McVeigh says since the innovation corridor stretches from north to south, it spreads the benefits of growth across the Auckland region and creates multiple opportunities for companies of all sizes looking to expand or establish operations here.

"There is the choice of offices near the downtown waterfront or Smales Farm, industrial and distribution space at the airport and across South Auckland, or new commercial spaces emerging in proximity to new housing developments at Albany and Manukau. The diversity of opportunities is what businesses and their staff are looking for."

Ateed has identified eight sectors of advantage in Auckland: technology, commercial services, food and beverage, advanced materials and manufacturing, screen and creative, tourism, international education and construction.

These sectors produce a wide range of high-tech products and services such as ICT, robotics, medical devices, agricultural machinery, financial technology, pharmaceuticals, high-value food, composite and polymer materials, film production, gaming, engineering and architectural consulting.

McVeigh says these competitive sectors provide higher-value jobs, increase productivity and generate wealth.

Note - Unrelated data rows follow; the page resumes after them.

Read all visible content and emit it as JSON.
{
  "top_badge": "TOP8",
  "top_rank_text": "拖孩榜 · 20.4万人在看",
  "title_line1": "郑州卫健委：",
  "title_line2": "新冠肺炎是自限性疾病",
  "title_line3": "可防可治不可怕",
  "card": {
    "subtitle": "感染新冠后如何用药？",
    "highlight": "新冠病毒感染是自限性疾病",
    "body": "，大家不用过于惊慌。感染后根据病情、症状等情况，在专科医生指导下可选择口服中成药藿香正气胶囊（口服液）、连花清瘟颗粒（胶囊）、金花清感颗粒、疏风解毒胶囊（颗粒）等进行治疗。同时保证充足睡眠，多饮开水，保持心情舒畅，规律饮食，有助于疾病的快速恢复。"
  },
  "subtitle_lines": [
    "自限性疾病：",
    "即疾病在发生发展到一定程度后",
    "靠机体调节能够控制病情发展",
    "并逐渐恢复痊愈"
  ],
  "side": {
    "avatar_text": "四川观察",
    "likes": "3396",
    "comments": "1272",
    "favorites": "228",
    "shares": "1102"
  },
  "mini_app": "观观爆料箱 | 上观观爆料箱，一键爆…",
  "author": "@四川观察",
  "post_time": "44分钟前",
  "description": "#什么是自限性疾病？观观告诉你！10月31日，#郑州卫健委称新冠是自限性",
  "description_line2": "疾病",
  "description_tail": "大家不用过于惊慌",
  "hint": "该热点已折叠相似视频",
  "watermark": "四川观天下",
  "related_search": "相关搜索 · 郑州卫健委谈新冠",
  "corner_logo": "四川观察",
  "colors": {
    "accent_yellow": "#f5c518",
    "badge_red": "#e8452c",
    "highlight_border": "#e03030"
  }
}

"They are parts of the economy that add most value to the city, and these types of industries are critically important to Auckland's long term economic growth. "They have performed well since the global financial crisis. "They are research and innovation-based and focused on global exports, providing better opportunities for Aucklanders.

"We have the opportunity of looking at how to accelerate and facilitate the growth across the city through the innovation corridor," says McVeigh.